While the S61 isn’t a high-end gaming machine (benchmark tests show it offers around the same performance as a Moto G6 Plus, which has the same processor and RAM as is used here), it is one tough nut. Where the G6 Plus would be luckly to survive a day on a building site without a protective case, the S61 will keep on going.
The phone uses Android 8.0 Oreo (a bit of Googling reveals Cat have committed to an Android P update). Its integrated Flir camera provides a handy way to find hot areas (which show up in predator vision as bright white, yellow or orange while cold spots tend to be darker and bluish). For builders wanting to test insulation, or plumbers wanting to locate hot water pipes it’ll be a real boon.
The S61 also has a built-in laser measurement do-hickey. Once calibrated, using it is simply a matter of pointing the red laser dot where you want to measure, and it’ll give you an accurate read for distances of up to 8 metres. I wasn’t sure how to use it, but there is also a shape tool which lets you measure an area.
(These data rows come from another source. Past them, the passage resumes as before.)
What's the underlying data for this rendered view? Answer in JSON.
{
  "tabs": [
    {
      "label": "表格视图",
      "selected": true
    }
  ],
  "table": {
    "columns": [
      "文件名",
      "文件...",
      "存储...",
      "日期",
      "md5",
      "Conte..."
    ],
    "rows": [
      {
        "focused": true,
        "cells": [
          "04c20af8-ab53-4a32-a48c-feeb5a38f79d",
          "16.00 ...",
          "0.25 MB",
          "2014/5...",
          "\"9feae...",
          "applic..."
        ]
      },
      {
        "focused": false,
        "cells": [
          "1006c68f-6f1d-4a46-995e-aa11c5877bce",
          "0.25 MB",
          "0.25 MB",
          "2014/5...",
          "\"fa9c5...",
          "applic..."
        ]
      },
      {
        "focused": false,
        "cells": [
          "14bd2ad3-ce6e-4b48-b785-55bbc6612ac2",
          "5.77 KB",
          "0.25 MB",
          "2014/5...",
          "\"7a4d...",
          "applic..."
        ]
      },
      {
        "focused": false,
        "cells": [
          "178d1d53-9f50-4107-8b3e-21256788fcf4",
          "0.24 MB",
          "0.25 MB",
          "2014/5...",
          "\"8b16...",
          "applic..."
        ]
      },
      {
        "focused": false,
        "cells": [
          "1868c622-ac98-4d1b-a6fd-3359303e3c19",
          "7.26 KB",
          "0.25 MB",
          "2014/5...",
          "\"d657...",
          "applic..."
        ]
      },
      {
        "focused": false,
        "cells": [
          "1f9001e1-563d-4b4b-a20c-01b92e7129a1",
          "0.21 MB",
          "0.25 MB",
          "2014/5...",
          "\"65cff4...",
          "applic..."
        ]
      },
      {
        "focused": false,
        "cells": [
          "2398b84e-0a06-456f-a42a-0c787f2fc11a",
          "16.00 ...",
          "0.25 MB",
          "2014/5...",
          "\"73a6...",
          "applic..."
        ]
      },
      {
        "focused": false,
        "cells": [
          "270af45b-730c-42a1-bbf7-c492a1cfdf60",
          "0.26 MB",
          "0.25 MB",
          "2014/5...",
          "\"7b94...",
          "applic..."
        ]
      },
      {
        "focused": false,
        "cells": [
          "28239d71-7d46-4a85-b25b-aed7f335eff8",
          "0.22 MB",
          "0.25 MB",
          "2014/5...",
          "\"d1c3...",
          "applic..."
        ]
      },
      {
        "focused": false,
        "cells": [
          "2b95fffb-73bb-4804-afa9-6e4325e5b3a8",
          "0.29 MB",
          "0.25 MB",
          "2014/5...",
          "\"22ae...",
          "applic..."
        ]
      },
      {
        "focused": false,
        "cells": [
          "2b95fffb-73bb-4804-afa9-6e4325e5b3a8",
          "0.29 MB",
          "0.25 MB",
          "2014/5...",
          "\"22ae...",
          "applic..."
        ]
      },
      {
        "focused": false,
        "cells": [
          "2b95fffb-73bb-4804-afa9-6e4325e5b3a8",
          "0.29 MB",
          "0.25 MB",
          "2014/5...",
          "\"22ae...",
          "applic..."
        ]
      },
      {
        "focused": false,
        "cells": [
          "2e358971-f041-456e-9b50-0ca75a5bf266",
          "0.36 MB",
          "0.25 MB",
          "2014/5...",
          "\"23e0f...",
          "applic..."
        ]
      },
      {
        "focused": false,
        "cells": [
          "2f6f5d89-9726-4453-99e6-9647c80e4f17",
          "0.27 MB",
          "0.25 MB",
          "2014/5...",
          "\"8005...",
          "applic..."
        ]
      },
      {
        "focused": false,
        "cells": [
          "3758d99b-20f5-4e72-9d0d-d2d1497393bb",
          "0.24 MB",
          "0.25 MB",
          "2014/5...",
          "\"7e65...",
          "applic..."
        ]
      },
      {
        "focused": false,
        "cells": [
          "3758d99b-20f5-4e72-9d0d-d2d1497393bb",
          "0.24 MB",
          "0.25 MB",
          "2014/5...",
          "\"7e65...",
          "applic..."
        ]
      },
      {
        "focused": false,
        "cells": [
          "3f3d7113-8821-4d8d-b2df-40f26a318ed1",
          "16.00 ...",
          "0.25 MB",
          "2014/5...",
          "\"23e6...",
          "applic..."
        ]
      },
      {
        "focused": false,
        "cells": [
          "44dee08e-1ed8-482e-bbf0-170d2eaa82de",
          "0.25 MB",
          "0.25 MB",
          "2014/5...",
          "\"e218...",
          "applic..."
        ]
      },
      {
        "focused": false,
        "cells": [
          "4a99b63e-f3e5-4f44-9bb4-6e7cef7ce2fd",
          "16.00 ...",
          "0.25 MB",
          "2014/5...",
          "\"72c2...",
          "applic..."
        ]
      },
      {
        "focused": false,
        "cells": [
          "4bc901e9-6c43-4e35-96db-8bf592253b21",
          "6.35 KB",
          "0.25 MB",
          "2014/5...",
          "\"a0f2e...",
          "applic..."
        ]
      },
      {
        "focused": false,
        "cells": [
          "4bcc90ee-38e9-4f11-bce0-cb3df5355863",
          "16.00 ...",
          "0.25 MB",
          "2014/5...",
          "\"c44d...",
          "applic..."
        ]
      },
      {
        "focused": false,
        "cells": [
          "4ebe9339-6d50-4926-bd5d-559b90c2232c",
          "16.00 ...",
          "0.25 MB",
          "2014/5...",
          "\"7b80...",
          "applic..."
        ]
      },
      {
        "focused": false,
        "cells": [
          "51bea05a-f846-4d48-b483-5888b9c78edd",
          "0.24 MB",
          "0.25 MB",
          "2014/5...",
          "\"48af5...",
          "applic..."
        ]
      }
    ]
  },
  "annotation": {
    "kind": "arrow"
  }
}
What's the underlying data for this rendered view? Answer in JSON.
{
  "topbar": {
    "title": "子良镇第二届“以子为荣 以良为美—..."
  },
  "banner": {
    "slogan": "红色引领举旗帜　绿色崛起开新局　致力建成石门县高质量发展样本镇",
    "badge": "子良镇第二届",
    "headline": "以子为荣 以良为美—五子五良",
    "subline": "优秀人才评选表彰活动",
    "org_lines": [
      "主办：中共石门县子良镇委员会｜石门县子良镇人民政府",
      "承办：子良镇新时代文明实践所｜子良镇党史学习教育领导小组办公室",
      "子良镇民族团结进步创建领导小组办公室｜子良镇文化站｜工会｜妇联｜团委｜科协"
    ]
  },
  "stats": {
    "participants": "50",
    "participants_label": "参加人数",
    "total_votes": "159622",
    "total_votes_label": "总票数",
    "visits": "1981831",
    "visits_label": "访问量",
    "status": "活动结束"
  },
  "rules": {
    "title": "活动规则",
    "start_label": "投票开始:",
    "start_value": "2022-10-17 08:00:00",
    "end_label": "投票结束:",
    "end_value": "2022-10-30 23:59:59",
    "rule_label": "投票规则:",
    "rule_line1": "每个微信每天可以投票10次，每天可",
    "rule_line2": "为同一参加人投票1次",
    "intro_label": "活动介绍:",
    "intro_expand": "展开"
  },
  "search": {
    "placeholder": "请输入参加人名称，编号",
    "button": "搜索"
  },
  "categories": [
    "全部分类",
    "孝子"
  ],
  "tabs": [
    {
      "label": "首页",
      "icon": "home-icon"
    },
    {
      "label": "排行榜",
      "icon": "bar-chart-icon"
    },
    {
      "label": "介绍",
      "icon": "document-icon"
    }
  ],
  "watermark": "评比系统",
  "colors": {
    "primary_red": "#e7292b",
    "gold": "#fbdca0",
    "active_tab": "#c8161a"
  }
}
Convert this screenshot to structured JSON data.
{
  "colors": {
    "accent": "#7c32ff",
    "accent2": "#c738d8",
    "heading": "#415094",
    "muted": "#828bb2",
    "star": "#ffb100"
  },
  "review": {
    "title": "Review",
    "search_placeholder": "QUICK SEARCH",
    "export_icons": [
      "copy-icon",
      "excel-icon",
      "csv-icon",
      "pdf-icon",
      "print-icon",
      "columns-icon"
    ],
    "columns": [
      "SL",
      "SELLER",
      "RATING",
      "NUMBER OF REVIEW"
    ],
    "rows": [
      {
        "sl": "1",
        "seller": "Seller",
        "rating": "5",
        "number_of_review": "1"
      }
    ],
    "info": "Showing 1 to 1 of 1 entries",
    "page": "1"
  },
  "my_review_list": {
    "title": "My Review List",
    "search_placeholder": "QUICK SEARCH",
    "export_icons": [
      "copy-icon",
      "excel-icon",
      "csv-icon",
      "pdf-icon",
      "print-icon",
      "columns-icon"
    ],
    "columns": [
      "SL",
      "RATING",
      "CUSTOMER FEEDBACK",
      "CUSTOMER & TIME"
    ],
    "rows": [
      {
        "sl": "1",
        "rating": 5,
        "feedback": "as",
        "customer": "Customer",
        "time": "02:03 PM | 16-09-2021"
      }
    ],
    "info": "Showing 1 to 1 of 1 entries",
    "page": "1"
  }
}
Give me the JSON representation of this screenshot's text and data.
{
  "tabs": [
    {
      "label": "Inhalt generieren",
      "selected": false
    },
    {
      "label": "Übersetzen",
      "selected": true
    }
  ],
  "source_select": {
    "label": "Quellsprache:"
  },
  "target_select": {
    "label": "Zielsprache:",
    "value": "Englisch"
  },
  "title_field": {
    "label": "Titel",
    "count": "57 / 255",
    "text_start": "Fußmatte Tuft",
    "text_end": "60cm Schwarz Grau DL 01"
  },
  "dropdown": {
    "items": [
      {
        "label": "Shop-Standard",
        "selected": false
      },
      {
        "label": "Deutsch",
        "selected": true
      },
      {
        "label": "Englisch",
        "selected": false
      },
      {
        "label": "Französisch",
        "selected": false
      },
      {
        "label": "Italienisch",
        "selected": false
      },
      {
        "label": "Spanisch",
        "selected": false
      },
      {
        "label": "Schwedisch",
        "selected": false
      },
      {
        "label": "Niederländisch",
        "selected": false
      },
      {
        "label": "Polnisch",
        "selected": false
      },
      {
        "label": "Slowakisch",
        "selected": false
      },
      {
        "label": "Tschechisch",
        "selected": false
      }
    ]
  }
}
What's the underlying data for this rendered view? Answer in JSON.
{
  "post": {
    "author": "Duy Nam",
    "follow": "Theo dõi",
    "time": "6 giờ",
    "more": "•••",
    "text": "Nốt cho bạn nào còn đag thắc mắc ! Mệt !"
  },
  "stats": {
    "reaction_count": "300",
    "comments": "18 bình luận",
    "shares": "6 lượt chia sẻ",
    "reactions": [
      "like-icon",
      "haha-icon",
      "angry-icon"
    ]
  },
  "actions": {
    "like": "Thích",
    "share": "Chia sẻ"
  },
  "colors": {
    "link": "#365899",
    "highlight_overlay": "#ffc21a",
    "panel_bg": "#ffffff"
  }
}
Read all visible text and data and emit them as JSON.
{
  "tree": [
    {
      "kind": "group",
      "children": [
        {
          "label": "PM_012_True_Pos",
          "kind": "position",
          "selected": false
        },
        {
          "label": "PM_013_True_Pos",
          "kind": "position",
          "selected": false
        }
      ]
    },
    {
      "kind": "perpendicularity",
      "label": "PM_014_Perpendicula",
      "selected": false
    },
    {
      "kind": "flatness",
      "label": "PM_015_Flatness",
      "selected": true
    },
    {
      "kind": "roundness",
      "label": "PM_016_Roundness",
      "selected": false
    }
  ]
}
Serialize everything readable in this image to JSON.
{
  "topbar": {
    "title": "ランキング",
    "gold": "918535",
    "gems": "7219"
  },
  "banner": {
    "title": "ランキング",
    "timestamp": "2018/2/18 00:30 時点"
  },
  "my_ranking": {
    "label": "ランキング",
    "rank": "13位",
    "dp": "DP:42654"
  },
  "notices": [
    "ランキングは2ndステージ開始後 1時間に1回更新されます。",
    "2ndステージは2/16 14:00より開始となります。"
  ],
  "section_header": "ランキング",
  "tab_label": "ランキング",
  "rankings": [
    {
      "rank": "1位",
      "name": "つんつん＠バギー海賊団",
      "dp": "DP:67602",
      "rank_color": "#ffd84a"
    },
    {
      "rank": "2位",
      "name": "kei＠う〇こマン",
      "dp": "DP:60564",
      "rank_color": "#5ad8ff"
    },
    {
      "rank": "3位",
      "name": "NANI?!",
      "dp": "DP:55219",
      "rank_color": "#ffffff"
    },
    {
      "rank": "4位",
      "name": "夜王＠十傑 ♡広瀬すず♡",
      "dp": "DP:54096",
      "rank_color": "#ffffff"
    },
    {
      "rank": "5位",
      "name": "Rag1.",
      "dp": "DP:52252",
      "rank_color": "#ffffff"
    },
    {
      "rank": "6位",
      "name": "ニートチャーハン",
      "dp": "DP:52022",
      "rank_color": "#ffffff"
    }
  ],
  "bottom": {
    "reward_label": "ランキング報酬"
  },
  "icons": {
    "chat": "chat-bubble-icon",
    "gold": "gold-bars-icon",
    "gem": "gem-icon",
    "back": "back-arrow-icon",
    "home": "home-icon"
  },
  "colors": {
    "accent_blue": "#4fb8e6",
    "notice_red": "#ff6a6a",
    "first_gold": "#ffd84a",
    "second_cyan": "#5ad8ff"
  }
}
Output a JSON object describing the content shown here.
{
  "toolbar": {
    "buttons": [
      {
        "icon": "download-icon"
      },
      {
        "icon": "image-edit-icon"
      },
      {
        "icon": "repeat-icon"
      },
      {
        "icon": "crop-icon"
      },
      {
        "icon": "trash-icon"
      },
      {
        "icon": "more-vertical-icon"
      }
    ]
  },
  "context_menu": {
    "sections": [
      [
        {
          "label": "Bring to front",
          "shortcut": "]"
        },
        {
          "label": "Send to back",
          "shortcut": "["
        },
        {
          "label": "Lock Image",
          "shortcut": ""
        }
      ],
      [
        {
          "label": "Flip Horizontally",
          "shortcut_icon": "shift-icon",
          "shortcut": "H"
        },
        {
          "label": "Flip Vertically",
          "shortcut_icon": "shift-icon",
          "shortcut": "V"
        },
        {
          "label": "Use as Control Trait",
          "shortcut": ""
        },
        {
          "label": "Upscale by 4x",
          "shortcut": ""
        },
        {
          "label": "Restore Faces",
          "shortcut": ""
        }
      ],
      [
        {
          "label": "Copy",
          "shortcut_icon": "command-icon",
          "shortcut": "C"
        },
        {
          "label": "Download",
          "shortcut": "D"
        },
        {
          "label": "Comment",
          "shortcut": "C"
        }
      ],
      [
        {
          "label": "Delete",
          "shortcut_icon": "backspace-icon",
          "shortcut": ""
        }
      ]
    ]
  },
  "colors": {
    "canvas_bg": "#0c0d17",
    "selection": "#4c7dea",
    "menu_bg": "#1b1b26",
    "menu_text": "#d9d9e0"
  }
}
The S61 can then calculate how many tiles you’ll need to cover that area.
There is also a built-in air quality sensor. It can detect volatile organic compounds (VOCs) and is designed for indoor use. It can also show temperature and humidity data, so it’ll handily tell you when the paint is dry.
Lastly is an app toolbox which provides access to a vast array of apps aimed at tradies and even trampers.
While the S61 is a ruggedised phone that’s designed to handle workplace rough and tumble, and it comes with bells and whistles that’ll make life so much easier for tradies, any rugged phone will only ever be as useful as its battery life permits.
Cat have covered this off too – they’ve added in a sizeable 4500mAh battery. With testing, I found it easily lasted two days between charges. Several times I even stretched it out to three days with light use.
The addition of USB-C means that it supports Quick Charge 3.0. With just 15 minutes of charging it is possible to get several hours of light use. Full charging only takes two hours.
The Cat S61 isn’t your run of the mill phone. Cat has cleverly designed it with a specific market in mind. With PB Tech selling it for $1598.99, it might seem a tad expensive but if you compare its sticker price to the cost of a dedicated thermal imaging camera, laser ruler and air quality measurement gear, it’s actually pretty good value for money, especially as it provides all this functionality in a single handy package.
Price aside, the S61 is also built to last. I cringe when mistreating expensive hardware, yet the S61 survived both drop and dunk testing (as it was on loan I didn’t do a 1.8 metre drop onto concrete). Where a typical smartphone will curl up its toes and die, the S61 laughs in the face of rough and tumble and keeps on trucking. If you’re a builder, plumber, tiler, painter, sparky or construction worker, the S61 is probably the phone for you.